## WHAT NEEDS TO BE DONE
Bring together all lines from the listing below that contain the string "JSON".

## MATERIAL FOR THIS EXERCISE
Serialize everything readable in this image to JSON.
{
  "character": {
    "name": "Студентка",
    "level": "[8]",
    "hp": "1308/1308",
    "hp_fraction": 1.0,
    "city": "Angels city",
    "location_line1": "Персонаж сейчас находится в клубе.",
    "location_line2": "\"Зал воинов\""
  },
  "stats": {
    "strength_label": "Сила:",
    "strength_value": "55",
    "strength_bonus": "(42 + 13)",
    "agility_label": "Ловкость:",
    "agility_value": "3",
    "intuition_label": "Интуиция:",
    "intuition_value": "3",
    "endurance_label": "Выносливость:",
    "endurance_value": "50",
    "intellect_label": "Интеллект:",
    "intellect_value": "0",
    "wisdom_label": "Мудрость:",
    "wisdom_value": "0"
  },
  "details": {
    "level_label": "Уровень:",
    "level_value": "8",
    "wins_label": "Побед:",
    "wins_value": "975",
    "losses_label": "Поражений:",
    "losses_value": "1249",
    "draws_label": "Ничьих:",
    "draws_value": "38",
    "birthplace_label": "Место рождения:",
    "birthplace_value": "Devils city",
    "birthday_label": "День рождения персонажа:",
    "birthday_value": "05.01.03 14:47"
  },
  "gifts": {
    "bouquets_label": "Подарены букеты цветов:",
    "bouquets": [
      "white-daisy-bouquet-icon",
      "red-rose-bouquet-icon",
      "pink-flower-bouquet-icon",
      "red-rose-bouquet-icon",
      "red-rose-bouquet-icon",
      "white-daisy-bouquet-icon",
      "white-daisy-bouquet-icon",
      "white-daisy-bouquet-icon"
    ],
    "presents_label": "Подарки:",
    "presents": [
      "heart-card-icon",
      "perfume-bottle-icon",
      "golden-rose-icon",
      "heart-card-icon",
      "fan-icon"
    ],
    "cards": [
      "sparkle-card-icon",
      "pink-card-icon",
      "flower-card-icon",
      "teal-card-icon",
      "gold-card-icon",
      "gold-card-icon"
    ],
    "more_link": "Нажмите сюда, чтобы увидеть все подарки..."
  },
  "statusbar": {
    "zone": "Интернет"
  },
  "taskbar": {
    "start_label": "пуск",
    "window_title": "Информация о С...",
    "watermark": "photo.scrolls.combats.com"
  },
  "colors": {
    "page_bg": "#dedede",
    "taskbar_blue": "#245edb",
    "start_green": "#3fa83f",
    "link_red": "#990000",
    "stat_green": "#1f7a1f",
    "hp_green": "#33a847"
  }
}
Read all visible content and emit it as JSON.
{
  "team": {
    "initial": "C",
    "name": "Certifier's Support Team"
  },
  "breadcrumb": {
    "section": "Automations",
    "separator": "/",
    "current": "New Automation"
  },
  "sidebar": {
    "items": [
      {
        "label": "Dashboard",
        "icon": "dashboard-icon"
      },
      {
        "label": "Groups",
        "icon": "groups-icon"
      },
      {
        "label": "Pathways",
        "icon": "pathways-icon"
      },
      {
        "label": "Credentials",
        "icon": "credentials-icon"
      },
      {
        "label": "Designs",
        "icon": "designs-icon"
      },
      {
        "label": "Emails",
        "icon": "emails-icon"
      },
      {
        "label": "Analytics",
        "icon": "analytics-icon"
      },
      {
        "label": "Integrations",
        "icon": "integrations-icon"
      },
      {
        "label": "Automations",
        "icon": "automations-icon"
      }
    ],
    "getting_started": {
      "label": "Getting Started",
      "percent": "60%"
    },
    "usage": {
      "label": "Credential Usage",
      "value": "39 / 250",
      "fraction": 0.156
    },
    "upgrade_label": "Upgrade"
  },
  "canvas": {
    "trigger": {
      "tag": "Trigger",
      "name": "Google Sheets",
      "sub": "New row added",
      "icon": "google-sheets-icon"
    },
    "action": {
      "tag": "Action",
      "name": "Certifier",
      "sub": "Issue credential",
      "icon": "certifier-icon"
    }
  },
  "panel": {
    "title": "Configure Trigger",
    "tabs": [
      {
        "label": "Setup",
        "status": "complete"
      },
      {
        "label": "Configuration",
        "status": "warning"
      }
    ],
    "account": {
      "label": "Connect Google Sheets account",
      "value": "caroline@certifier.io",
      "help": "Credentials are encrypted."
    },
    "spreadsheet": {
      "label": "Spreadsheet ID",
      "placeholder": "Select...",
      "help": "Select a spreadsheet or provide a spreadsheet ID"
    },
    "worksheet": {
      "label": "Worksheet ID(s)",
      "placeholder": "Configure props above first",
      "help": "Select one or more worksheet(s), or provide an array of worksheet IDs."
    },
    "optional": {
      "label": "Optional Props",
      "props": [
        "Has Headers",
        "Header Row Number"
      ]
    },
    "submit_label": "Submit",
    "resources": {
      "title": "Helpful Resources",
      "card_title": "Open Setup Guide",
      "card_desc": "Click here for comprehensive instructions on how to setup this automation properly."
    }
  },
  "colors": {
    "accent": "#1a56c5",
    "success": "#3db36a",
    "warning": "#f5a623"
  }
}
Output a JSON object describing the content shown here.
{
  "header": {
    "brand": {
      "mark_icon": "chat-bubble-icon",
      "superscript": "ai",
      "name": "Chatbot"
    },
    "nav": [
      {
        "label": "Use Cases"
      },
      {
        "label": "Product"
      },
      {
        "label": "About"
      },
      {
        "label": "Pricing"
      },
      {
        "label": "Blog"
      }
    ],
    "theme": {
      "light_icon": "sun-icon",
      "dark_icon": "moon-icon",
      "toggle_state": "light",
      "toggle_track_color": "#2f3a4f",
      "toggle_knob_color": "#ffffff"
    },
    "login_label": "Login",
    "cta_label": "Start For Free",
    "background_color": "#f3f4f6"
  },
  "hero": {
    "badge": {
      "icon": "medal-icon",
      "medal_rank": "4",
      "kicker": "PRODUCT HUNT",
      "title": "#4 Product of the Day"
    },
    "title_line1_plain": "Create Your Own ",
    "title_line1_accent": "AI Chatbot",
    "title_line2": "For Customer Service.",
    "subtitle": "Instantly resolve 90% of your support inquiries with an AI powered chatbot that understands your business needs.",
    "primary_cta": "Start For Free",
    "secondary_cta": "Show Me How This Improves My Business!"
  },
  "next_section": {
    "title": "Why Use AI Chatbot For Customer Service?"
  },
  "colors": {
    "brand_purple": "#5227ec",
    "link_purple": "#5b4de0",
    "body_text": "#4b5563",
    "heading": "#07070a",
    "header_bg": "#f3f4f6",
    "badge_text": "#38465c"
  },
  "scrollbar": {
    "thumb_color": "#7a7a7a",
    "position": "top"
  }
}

## EXERCISE SOLUTION
Serialize everything readable in this image to JSON.
Read all visible content and emit it as JSON.
Output a JSON object describing the content shown here.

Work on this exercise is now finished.